Items from an interface collection

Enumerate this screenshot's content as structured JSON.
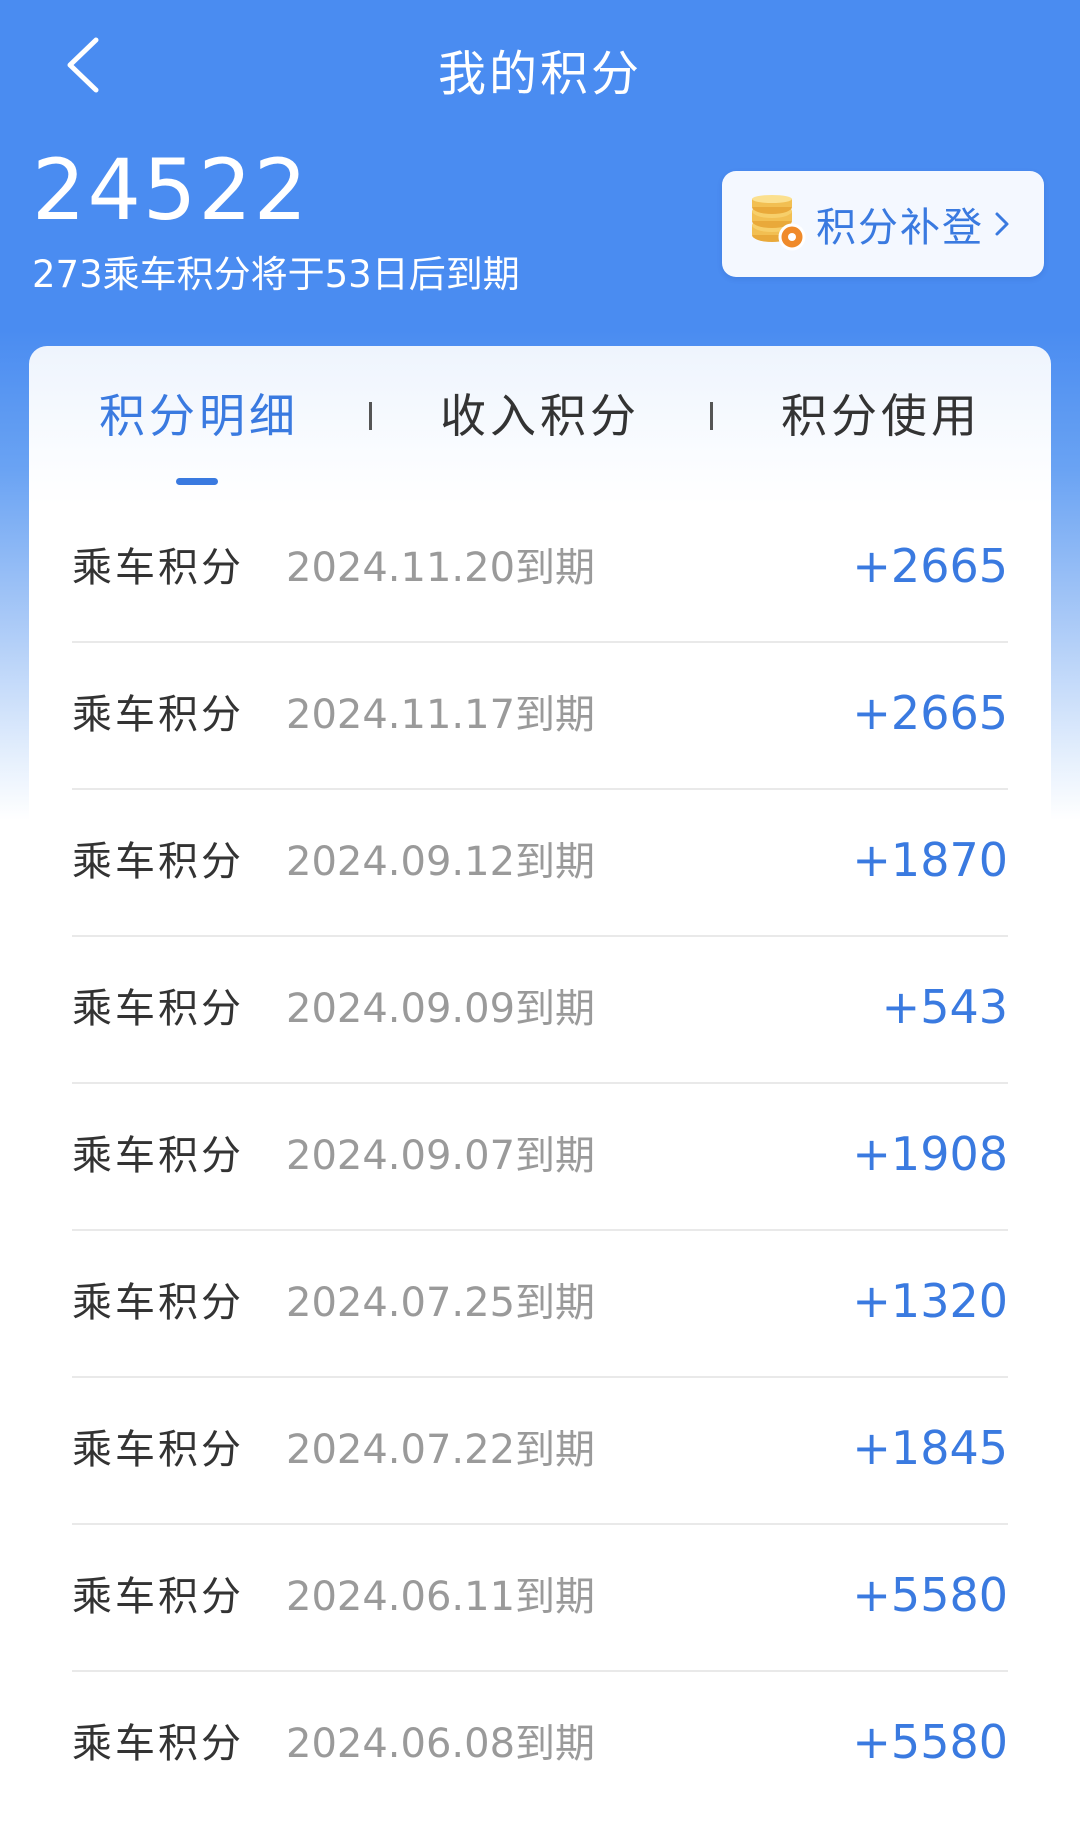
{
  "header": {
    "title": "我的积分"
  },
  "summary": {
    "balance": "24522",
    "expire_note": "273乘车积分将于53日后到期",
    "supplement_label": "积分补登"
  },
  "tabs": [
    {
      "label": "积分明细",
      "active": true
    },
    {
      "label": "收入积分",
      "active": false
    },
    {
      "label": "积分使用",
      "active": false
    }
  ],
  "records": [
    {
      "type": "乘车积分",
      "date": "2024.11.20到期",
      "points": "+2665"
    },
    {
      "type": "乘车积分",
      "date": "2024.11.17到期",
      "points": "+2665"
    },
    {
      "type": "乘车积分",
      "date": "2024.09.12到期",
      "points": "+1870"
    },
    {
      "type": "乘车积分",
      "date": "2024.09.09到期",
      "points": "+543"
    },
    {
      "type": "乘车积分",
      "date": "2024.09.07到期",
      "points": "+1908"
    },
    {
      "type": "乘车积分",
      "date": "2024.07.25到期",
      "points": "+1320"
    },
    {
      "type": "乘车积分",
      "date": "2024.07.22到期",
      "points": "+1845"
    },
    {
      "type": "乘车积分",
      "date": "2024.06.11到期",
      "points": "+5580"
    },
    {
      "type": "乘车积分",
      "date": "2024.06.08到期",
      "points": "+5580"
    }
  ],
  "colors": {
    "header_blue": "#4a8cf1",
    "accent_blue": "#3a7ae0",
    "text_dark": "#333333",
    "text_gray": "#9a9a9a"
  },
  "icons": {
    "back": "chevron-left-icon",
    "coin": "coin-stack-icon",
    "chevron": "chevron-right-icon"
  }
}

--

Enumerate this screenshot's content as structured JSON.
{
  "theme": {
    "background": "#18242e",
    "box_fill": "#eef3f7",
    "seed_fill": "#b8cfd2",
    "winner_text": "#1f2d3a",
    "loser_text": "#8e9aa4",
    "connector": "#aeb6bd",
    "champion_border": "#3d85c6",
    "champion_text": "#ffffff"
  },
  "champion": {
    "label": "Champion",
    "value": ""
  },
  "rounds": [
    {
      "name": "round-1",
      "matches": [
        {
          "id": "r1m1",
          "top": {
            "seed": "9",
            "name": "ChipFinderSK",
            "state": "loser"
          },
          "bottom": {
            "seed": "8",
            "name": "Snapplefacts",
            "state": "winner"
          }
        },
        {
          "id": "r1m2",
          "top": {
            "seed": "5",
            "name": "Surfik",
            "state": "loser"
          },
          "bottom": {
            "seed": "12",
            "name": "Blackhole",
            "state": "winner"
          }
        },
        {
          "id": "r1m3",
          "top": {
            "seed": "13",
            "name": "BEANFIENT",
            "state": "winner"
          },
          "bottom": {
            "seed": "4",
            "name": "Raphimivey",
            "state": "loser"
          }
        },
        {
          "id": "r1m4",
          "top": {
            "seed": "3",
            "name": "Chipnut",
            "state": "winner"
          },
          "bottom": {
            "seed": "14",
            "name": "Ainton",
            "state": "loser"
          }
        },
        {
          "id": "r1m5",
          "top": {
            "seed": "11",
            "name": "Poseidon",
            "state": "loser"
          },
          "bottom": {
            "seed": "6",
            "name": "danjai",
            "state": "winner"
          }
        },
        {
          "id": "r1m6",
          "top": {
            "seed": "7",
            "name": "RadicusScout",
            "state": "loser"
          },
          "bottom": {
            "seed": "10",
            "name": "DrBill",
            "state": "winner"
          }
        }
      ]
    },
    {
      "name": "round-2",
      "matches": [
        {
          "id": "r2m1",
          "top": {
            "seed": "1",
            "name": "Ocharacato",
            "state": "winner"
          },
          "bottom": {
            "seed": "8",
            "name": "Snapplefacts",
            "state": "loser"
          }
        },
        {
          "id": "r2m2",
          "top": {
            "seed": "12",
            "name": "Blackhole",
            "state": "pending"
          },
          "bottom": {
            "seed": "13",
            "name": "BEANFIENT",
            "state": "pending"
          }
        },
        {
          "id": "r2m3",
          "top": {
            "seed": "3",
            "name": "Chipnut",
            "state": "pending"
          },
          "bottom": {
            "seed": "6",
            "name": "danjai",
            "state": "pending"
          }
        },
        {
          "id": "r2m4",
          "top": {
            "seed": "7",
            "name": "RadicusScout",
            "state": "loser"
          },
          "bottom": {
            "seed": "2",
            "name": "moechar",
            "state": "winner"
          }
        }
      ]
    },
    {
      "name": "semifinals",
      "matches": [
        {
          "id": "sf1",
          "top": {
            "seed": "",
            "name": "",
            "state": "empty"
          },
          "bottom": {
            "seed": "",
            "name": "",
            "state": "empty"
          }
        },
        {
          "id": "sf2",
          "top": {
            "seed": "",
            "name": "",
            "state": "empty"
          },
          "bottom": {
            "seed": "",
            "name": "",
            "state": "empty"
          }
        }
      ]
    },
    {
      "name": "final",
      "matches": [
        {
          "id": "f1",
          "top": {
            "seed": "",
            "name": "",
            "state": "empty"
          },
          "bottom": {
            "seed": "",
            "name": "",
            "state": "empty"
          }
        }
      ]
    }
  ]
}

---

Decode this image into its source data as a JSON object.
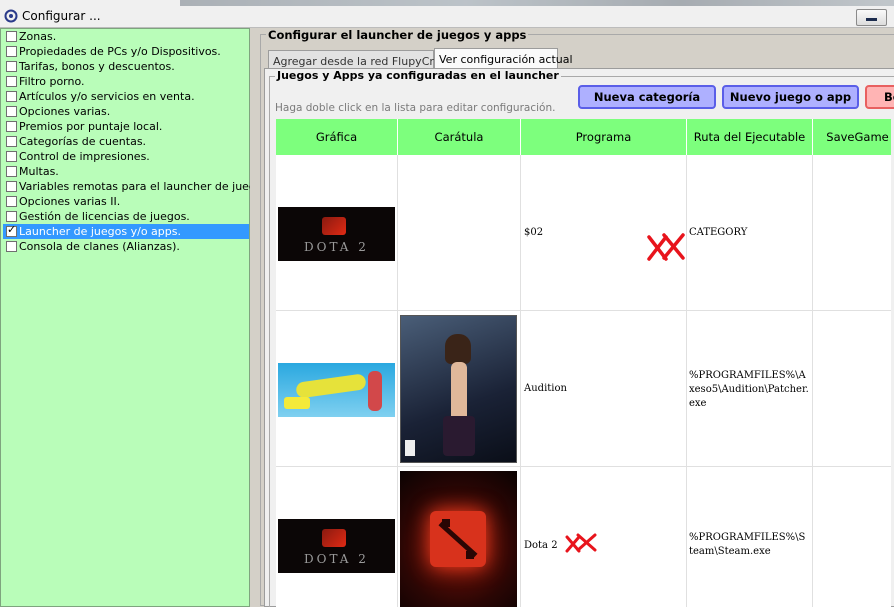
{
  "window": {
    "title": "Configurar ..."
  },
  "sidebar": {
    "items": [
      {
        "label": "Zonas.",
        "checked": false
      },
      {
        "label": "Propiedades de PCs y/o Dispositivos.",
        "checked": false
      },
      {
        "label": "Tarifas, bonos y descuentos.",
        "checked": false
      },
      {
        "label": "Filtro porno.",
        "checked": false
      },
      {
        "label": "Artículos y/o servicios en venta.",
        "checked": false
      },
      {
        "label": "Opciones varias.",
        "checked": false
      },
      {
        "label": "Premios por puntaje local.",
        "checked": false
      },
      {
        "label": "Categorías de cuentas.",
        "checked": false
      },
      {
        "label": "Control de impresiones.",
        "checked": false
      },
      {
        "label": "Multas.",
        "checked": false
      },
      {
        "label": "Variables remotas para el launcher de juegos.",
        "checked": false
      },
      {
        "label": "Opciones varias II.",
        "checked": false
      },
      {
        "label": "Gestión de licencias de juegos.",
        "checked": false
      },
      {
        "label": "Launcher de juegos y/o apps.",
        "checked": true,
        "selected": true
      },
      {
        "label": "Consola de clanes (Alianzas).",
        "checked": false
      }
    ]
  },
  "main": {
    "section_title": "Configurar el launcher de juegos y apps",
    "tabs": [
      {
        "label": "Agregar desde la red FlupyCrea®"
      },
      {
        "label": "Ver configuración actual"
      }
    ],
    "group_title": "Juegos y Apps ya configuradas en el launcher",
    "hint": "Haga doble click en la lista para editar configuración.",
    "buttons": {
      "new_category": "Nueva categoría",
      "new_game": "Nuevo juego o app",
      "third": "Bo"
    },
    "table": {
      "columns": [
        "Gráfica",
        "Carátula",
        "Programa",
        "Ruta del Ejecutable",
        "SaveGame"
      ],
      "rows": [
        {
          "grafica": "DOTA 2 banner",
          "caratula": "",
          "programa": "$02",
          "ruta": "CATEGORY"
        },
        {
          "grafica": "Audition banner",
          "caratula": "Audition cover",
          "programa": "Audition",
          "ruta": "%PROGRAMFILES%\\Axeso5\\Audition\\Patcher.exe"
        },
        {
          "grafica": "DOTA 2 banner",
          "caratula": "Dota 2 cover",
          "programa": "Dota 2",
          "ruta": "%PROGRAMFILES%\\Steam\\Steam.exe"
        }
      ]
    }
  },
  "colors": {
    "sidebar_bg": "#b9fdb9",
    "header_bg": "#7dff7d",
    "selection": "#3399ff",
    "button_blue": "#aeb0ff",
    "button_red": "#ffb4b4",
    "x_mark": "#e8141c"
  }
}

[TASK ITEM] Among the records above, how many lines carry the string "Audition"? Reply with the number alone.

[SOLUTION FOR THIS PROBLEM] 4